Data for this task:
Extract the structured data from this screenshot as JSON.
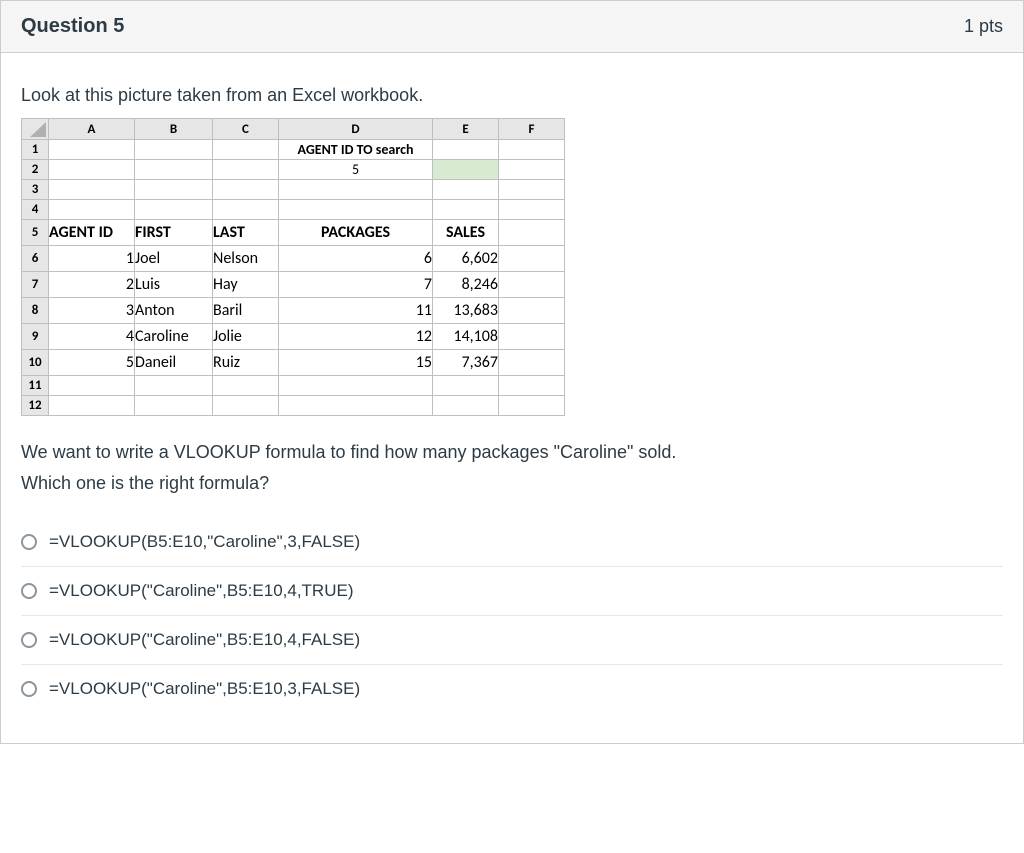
{
  "header": {
    "title": "Question 5",
    "points": "1 pts"
  },
  "prompt": {
    "line1": "Look at this picture taken from an Excel workbook.",
    "line2": "We want to write a VLOOKUP formula to find how many packages \"Caroline\" sold.",
    "line3": "Which one is the right formula?"
  },
  "excel": {
    "columns": [
      "A",
      "B",
      "C",
      "D",
      "E",
      "F"
    ],
    "row_numbers": [
      "1",
      "2",
      "3",
      "4",
      "5",
      "6",
      "7",
      "8",
      "9",
      "10",
      "11",
      "12"
    ],
    "D1": "AGENT ID TO search",
    "D2": "5",
    "headers5": {
      "A": "AGENT ID",
      "B": "FIRST",
      "C": "LAST",
      "D": "PACKAGES",
      "E": "SALES"
    },
    "rows": [
      {
        "id": "1",
        "first": "Joel",
        "last": "Nelson",
        "packages": "6",
        "sales": "6,602"
      },
      {
        "id": "2",
        "first": "Luis",
        "last": "Hay",
        "packages": "7",
        "sales": "8,246"
      },
      {
        "id": "3",
        "first": "Anton",
        "last": "Baril",
        "packages": "11",
        "sales": "13,683"
      },
      {
        "id": "4",
        "first": "Caroline",
        "last": "Jolie",
        "packages": "12",
        "sales": "14,108"
      },
      {
        "id": "5",
        "first": "Daneil",
        "last": "Ruiz",
        "packages": "15",
        "sales": "7,367"
      }
    ]
  },
  "answers": [
    "=VLOOKUP(B5:E10,\"Caroline\",3,FALSE)",
    "=VLOOKUP(\"Caroline\",B5:E10,4,TRUE)",
    "=VLOOKUP(\"Caroline\",B5:E10,4,FALSE)",
    "=VLOOKUP(\"Caroline\",B5:E10,3,FALSE)"
  ]
}
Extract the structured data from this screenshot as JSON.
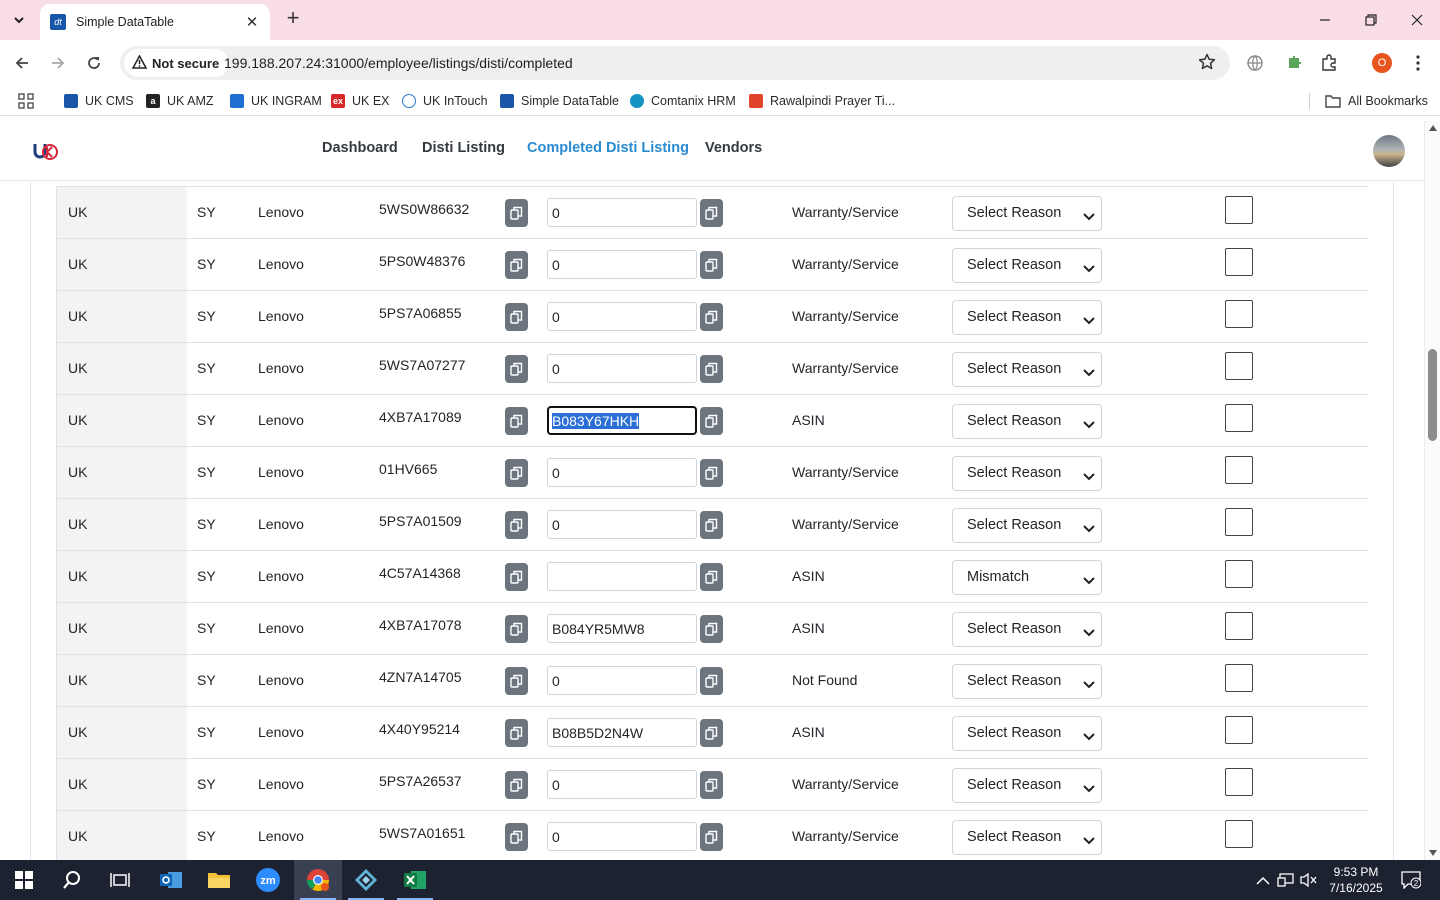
{
  "browser": {
    "tab_title": "Simple DataTable",
    "security_label": "Not secure",
    "url": "199.188.207.24:31000/employee/listings/disti/completed",
    "profile_initial": "O"
  },
  "bookmarks": [
    {
      "label": "UK CMS",
      "color": "#1a56a8",
      "icon": "uk-cms-icon"
    },
    {
      "label": "UK AMZ",
      "color": "#222222",
      "icon": "amazon-icon"
    },
    {
      "label": "UK INGRAM",
      "color": "#1f6fd1",
      "icon": "ingram-icon"
    },
    {
      "label": "UK EX",
      "color": "#d62828",
      "icon": "ex-icon"
    },
    {
      "label": "UK InTouch",
      "color": "#2a7bd3",
      "icon": "intouch-icon"
    },
    {
      "label": "Simple DataTable",
      "color": "#1a56a8",
      "icon": "datatable-icon"
    },
    {
      "label": "Comtanix HRM",
      "color": "#1596c2",
      "icon": "hrm-icon"
    },
    {
      "label": "Rawalpindi Prayer Ti...",
      "color": "#e0452b",
      "icon": "prayer-icon"
    }
  ],
  "all_bookmarks_label": "All Bookmarks",
  "site_nav": {
    "links": [
      {
        "label": "Dashboard",
        "active": false
      },
      {
        "label": "Disti Listing",
        "active": false
      },
      {
        "label": "Completed Disti Listing",
        "active": true
      },
      {
        "label": "Vendors",
        "active": false
      }
    ]
  },
  "rows": [
    {
      "region": "UK",
      "code": "SY",
      "brand": "Lenovo",
      "part": "5WS0W86632",
      "asin": "0",
      "type": "Warranty/Service",
      "reason": "Select Reason"
    },
    {
      "region": "UK",
      "code": "SY",
      "brand": "Lenovo",
      "part": "5PS0W48376",
      "asin": "0",
      "type": "Warranty/Service",
      "reason": "Select Reason"
    },
    {
      "region": "UK",
      "code": "SY",
      "brand": "Lenovo",
      "part": "5PS7A06855",
      "asin": "0",
      "type": "Warranty/Service",
      "reason": "Select Reason"
    },
    {
      "region": "UK",
      "code": "SY",
      "brand": "Lenovo",
      "part": "5WS7A07277",
      "asin": "0",
      "type": "Warranty/Service",
      "reason": "Select Reason"
    },
    {
      "region": "UK",
      "code": "SY",
      "brand": "Lenovo",
      "part": "4XB7A17089",
      "asin": "B083Y67HKH",
      "type": "ASIN",
      "reason": "Select Reason",
      "focused": true
    },
    {
      "region": "UK",
      "code": "SY",
      "brand": "Lenovo",
      "part": "01HV665",
      "asin": "0",
      "type": "Warranty/Service",
      "reason": "Select Reason"
    },
    {
      "region": "UK",
      "code": "SY",
      "brand": "Lenovo",
      "part": "5PS7A01509",
      "asin": "0",
      "type": "Warranty/Service",
      "reason": "Select Reason"
    },
    {
      "region": "UK",
      "code": "SY",
      "brand": "Lenovo",
      "part": "4C57A14368",
      "asin": "",
      "type": "ASIN",
      "reason": "Mismatch"
    },
    {
      "region": "UK",
      "code": "SY",
      "brand": "Lenovo",
      "part": "4XB7A17078",
      "asin": "B084YR5MW8",
      "type": "ASIN",
      "reason": "Select Reason"
    },
    {
      "region": "UK",
      "code": "SY",
      "brand": "Lenovo",
      "part": "4ZN7A14705",
      "asin": "0",
      "type": "Not Found",
      "reason": "Select Reason"
    },
    {
      "region": "UK",
      "code": "SY",
      "brand": "Lenovo",
      "part": "4X40Y95214",
      "asin": "B08B5D2N4W",
      "type": "ASIN",
      "reason": "Select Reason"
    },
    {
      "region": "UK",
      "code": "SY",
      "brand": "Lenovo",
      "part": "5PS7A26537",
      "asin": "0",
      "type": "Warranty/Service",
      "reason": "Select Reason"
    },
    {
      "region": "UK",
      "code": "SY",
      "brand": "Lenovo",
      "part": "5WS7A01651",
      "asin": "0",
      "type": "Warranty/Service",
      "reason": "Select Reason"
    }
  ],
  "taskbar": {
    "apps": [
      "start-icon",
      "search-icon",
      "task-view-icon",
      "outlook-icon",
      "file-explorer-icon",
      "zoom-icon",
      "chrome-icon",
      "app-icon",
      "excel-icon"
    ],
    "time": "9:53 PM",
    "date": "7/16/2025",
    "notification_count": "2"
  },
  "colors": {
    "tabstrip": "#f9dde9",
    "active_nav": "#2a8bd0",
    "copy_button": "#6c757d",
    "taskbar": "#1c2230"
  }
}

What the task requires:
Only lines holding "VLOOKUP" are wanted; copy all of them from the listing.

Response area:
    "line2": "We want to write a VLOOKUP formula to find how many packages \"Caroline\" sold.",
    "=VLOOKUP(B5:E10,\"Caroline\",3,FALSE)",
    "=VLOOKUP(\"Caroline\",B5:E10,4,TRUE)",
    "=VLOOKUP(\"Caroline\",B5:E10,4,FALSE)",
    "=VLOOKUP(\"Caroline\",B5:E10,3,FALSE)"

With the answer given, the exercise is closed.